If Mr. Harden is correct, which seems likely, it is doubtful a ceasefire will last very long or have a measurable positive impact on the conditions that lead to famine. Worse, a respite could breathe new life into a failing Houthi defense and crystallize the war into years of intractable stalemate. The resultant mortality of this outcome will eclipse anything Yemen is likely to suffer if Houthi resistance collapses quickly.

Both Sides

Hudaydah and the spiraling famine in North Yemen present a dilemma in the truest sense. Though it is impossible to calculate just how much good can come from a ceasefire, it is also impossible to know how quickly and effectively the fall of Hudaydah will put an end to the war. The answer will be lost in complex analysis of relative combat power, skill of the commanders, tactical geography, and the unknowable will to win inherent in the opposing forces. There is simply no way to determine which is the ethically superior option from the purely utilitarian standpoint of: what is the most good for the most people?

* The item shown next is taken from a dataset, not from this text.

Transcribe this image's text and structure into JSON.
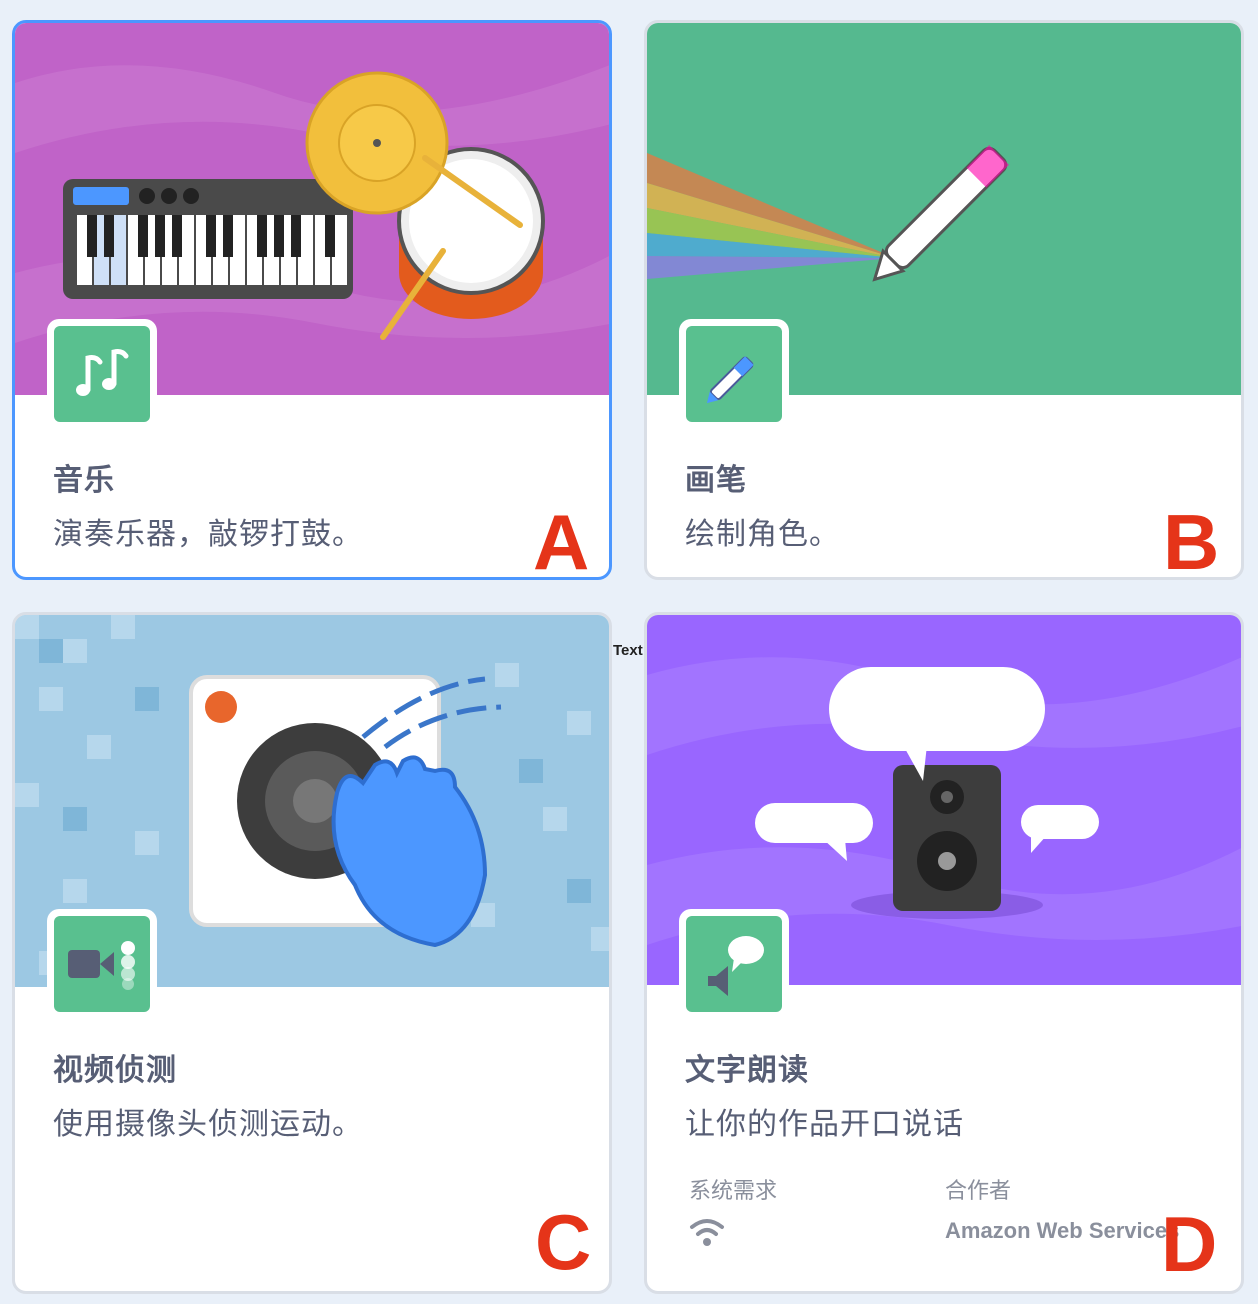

Rather than making an ethical choice, the United States is shrewdly playing both sides. Calling for a ceasefire widely expected to fail makes it easier to blame one’s opponent for the disappointing result. Though this sounds intensely cynical, it can have the practical outcome of weakening Houthi/Iranian resolve, eroding international support, and may increase their need to make concessions. Giving the Coalition thirty days to implement it, however, encourages an attempt to settle the matter. Though calling for a ceasefire is probably the only politically acceptable option in this gamble, with Coalition troops already advancing into the outskirts of the city, the Hudaydah trap has been sprung, and there is no going back. History will balance the intensity of resultant suffering against the durability and justice — if any — of the political outcome.


Lino Miani, CEO Navisio Global LLC

Lino Miani is a retired US Army Special Forces officer, author of The Sulu Arms Market, and CEO of Navisio Global LLC.

 

 

 

 

 

For additional information concerning the war in Yemen please reference the following articles:

“A hint of hope for a ceasefire in Yemen.”

“Ali Abdullah Saleh’s death will shake up the war in Yemen?